Bon Appetit Wednesday! National Baking Month

It’s National Baking Month! This is the perfect time of year to enjoy a few of our delicious and ancient baked goods recipes. Red velvet cake and whoopee pies are yummy, but check out the recipes below to indulge in some sweet and educational baking fun!

Bon Appetit Wednesday! Um Ali

om_aliWe love Egyptian recipes! There are so many delicious ancient Egyptian foods, ingredients and dishes to explore and today we’re bringing you one more. Um Ali, also called Om Ali, is a sweet and creamy bread pudding dessert that has become a traditional modern Egyptian dessert. It brings so much joy to the palate, but it has a surprisingly dark history. It was actually created in the 13th century to celebrate the murder of Shajar al-Durr, a sultana. Click here to read the entire sordid affair.

Thankfully, you don’t have to be celebrating something so dark and dismal in order to enjoy this traditional sweet. It can be served cold or warm depending on the season and it’s made with ingredients you most likely have in your kitchen right now. For a fancier and more complex version, visit click here. Enjoy some Um Ali this holiday season!

p.s. Click here for a list of our other Egyptian recipe posts.

Um Ali

Ingredients

  • 1 package frozen puff pastry sheets, thawed
  • 1/2 cup chopped walnuts
  • 1 cup chopped pecans
  • 1 cup chopped hazelnuts
  • 1 cup raisins
  • 1 cup flaked coconut
  • 1 1/4 cups white sugar, divided
  • 4 cups milk
  • 1/2 cup heavy cream

Instructions

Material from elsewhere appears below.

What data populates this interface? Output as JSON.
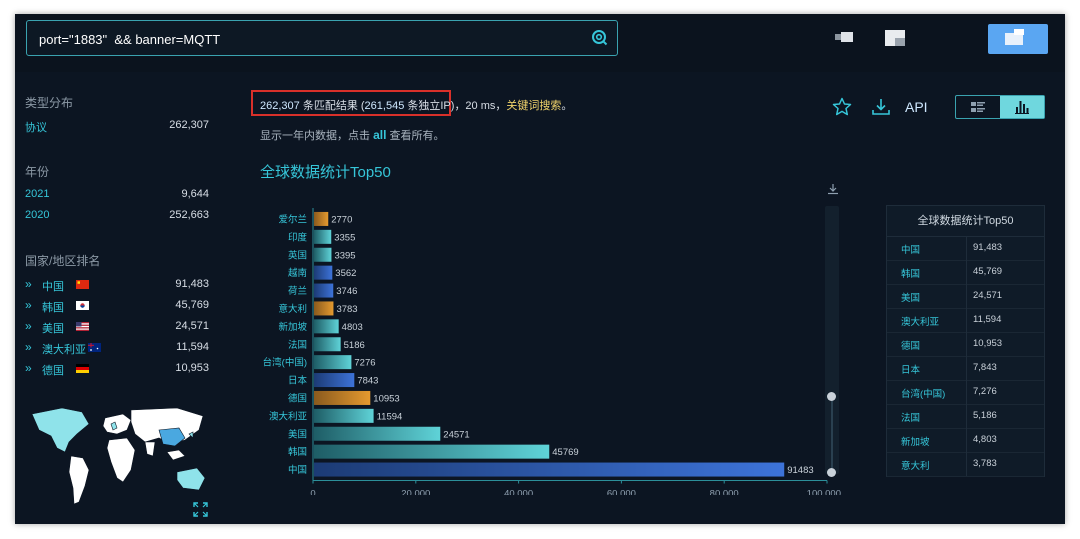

  1. Preheat oven to 350 degrees F. Butter a 9×13-inch baking dish.
  2. Place the pastry sheets in the baking dish and place the dish in the oven. Watch it closely. When the top layer turns crunchy and golden, remove it from the oven. Continue until all the sheets are cooked.
  3. Preheat the oven’s broiler.
  4. In a bowl, combine walnuts, pecans, hazelnuts, raisins, coconut and 1/4 cup sugar. Break cooked pastry into pieces and stir into nut mixture. Spread mixture evenly in 9×13-inch dish.
  5. Bring milk and 1/2 cup sugar to a boil in a medium saucepan over medium heat. Pour over nut mixture.
  6. Beat the heavy cream with the remaining 1/2 cup sugar until stiff peaks form. Spread evenly over nut mixture in dish.
  7. Place dessert under oven broiler until top is golden brown, about 10 minutes. Serve hot.